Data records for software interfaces
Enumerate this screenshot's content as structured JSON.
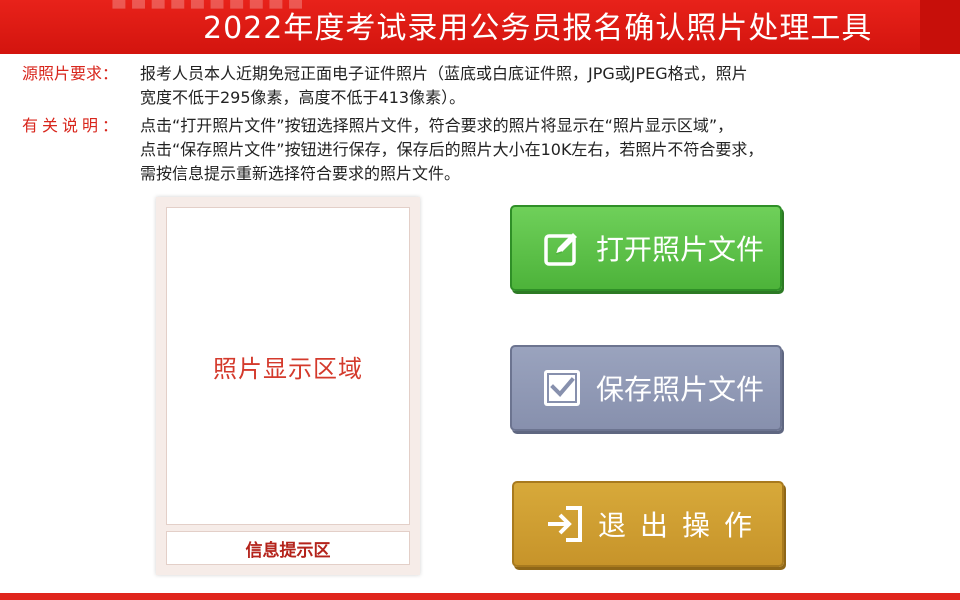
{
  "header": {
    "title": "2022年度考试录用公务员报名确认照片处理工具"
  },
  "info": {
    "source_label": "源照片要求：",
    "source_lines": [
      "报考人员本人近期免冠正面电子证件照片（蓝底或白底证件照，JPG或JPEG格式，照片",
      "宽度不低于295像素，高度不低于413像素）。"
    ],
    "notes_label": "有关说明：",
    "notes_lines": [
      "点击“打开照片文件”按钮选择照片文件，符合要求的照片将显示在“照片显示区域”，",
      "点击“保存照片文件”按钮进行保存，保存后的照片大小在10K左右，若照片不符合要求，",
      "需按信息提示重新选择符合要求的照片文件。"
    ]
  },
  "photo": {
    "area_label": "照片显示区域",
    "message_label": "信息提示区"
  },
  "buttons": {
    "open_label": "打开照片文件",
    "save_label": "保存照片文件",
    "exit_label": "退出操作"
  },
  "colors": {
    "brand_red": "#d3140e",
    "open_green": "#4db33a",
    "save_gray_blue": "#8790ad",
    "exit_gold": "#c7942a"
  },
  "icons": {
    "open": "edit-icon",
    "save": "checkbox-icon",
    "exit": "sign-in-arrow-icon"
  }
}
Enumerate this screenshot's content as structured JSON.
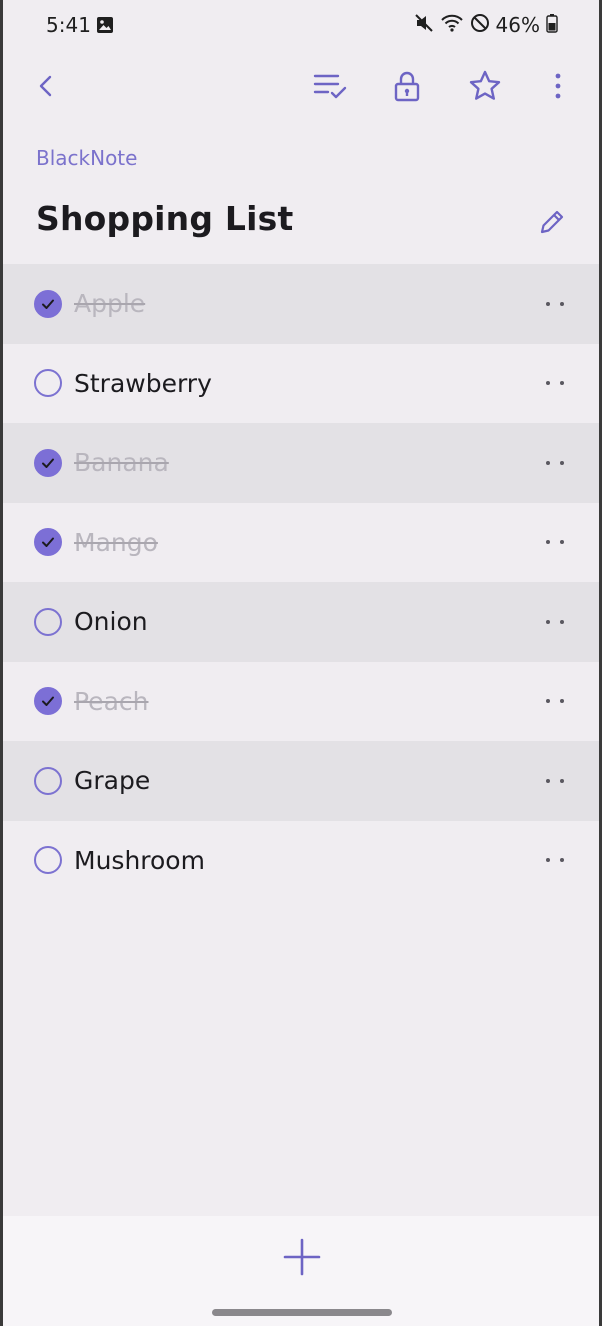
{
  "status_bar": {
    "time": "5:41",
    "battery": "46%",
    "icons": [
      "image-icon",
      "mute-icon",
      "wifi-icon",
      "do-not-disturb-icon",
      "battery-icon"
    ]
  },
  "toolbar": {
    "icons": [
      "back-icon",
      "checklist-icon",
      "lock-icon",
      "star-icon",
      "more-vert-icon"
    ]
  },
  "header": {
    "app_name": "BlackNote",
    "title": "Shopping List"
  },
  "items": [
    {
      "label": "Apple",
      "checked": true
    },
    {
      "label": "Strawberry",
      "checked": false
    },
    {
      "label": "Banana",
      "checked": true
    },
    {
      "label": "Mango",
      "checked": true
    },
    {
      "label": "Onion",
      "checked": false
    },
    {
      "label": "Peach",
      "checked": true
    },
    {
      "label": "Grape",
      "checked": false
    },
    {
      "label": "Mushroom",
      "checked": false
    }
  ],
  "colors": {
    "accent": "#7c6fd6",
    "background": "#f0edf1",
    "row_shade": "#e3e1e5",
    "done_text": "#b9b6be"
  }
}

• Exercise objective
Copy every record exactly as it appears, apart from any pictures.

• Solution for this problem
Enumerate this screenshot's content as structured JSON.
{
  "header": {
    "title": "2022年度考试录用公务员报名确认照片处理工具"
  },
  "info": {
    "source_label": "源照片要求：",
    "source_lines": [
      "报考人员本人近期免冠正面电子证件照片（蓝底或白底证件照，JPG或JPEG格式，照片",
      "宽度不低于295像素，高度不低于413像素）。"
    ],
    "notes_label": "有关说明：",
    "notes_lines": [
      "点击“打开照片文件”按钮选择照片文件，符合要求的照片将显示在“照片显示区域”，",
      "点击“保存照片文件”按钮进行保存，保存后的照片大小在10K左右，若照片不符合要求，",
      "需按信息提示重新选择符合要求的照片文件。"
    ]
  },
  "photo": {
    "area_label": "照片显示区域",
    "message_label": "信息提示区"
  },
  "buttons": {
    "open_label": "打开照片文件",
    "save_label": "保存照片文件",
    "exit_label": "退出操作"
  },
  "colors": {
    "brand_red": "#d3140e",
    "open_green": "#4db33a",
    "save_gray_blue": "#8790ad",
    "exit_gold": "#c7942a"
  },
  "icons": {
    "open": "edit-icon",
    "save": "checkbox-icon",
    "exit": "sign-in-arrow-icon"
  }
}
Enumerate this screenshot's content as structured JSON.
{
  "status_bar": {
    "time": "5:41",
    "battery": "46%",
    "icons": [
      "image-icon",
      "mute-icon",
      "wifi-icon",
      "do-not-disturb-icon",
      "battery-icon"
    ]
  },
  "toolbar": {
    "icons": [
      "back-icon",
      "checklist-icon",
      "lock-icon",
      "star-icon",
      "more-vert-icon"
    ]
  },
  "header": {
    "app_name": "BlackNote",
    "title": "Shopping List"
  },
  "items": [
    {
      "label": "Apple",
      "checked": true
    },
    {
      "label": "Strawberry",
      "checked": false
    },
    {
      "label": "Banana",
      "checked": true
    },
    {
      "label": "Mango",
      "checked": true
    },
    {
      "label": "Onion",
      "checked": false
    },
    {
      "label": "Peach",
      "checked": true
    },
    {
      "label": "Grape",
      "checked": false
    },
    {
      "label": "Mushroom",
      "checked": false
    }
  ],
  "colors": {
    "accent": "#7c6fd6",
    "background": "#f0edf1",
    "row_shade": "#e3e1e5",
    "done_text": "#b9b6be"
  }
}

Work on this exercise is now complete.